I begin with an admission. Before reading this book I knew little enough about Lords
Cromer and Kitchener, and the role of the British in Egypt and the Sudan a hundred years
ago. Of Eldon Gorst I knew nothing. It is a pleasure, therefore, to be introduced to his world
by means of such an open and well-researched book. It is a great credit to Archie Hunter that
he has remained so impartial in writing a biography of his distinguished relative.
Gorst comes out of this account as an able, ambitious, and driven man - he would be
called a workaholic nowadays. No doubt the expenditure of so much energy in the end
contributed to his early death. Although it is clear he was difficult to get close to, it is
easy to sympathise with him once he had been appointed Agent and Consul-General in
1907, and the reader realises the Herculean task he was given of liberalising so many
aspects of the Egyptian Government and administration. The vested interests with which
he had to contend give rise to a sense of foreboding that what he had been directed to do
could not, in reality, be completely achieved. That he achieved so much is remarkable.
As if Egypt was not enough, Gorst was burdened with responsibilities for the Sudan
after the defeat of Mahdism; first of all with its financial affairs when he was serving
under Cromer and then for the whole country when he was Consul-General. He wisely
delegated many of his duties to Wingate, the Governor-General of the Sudan. However,
he retained a watchful eye on its finances and questions of law and order, and carried out

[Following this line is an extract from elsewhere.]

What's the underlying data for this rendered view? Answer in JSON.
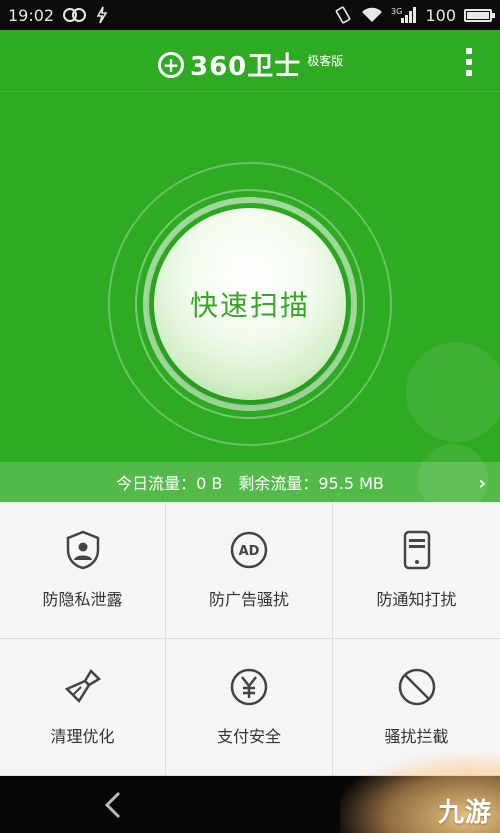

two major tours of the country to satisfy himself about progress.
Many of the problems Gorst faced would resonate with those generations of British

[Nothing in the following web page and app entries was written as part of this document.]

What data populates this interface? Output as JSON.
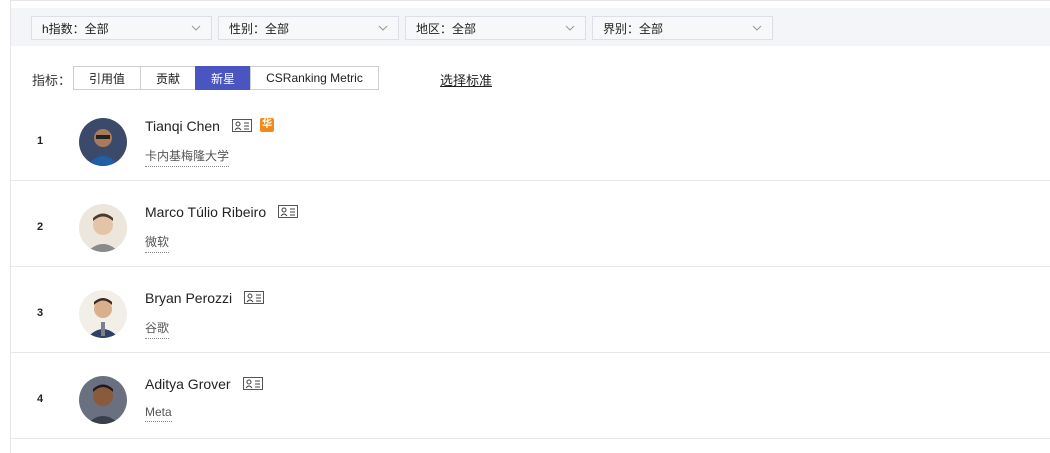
{
  "filters": [
    {
      "label": "h指数：全部"
    },
    {
      "label": "性别：全部"
    },
    {
      "label": "地区：全部"
    },
    {
      "label": "界别：全部"
    }
  ],
  "metric": {
    "label": "指标：",
    "tabs": [
      "引用值",
      "贡献",
      "新星",
      "CSRanking Metric"
    ],
    "active": "新星"
  },
  "choose_label": "选择标准",
  "people": [
    {
      "rank": "1",
      "name": "Tianqi Chen",
      "org": "卡内基梅隆大学",
      "badge": true,
      "badge_text": "华",
      "avatar_color": "#3b4a6b"
    },
    {
      "rank": "2",
      "name": "Marco Túlio Ribeiro",
      "org": "微软",
      "badge": false,
      "avatar_color": "#d8cbbf"
    },
    {
      "rank": "3",
      "name": "Bryan Perozzi",
      "org": "谷歌",
      "badge": false,
      "avatar_color": "#e0ddd6"
    },
    {
      "rank": "4",
      "name": "Aditya Grover",
      "org": "Meta",
      "badge": false,
      "avatar_color": "#6a7080"
    }
  ],
  "colors": {
    "accent": "#4a55c2",
    "badge": "#f08a1c"
  }
}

administrators who served in the Sudan in the first half of the 20th century. In particular,
the huge distances and their effect on communications made enterprises such as the
building of railways, the telegraph system and the development of the Gezira cotton
scheme in such a harsh climate a near miracle.
Apart from the historical interest in the book, there is much to interest the student of
humanity. Not least Gorst's love affairs, the courses of which did not always run true.
His searches for a suitable wife were pursued with a precision one comes to expect of
him. One of the most poignant aspects of his career is his friendship with Abbas Hilmi,
Khedive of Egypt. The Khedive attended Jack Gorst's deathbed and later laid a wreath on
his grave whenever he visited England.
The historical background is fascinating. This period of pervasive British influence in
Egypt straddles the last years of the 19th century and the early years of the 20th.
This influence was maintained both in Egypt and the Sudan largely through the strength
of character of the three proconsuls: Cromer, Gorst and Kitchener. Gorst deserves to be
better remembered and the author has done a welcome service in making this possible.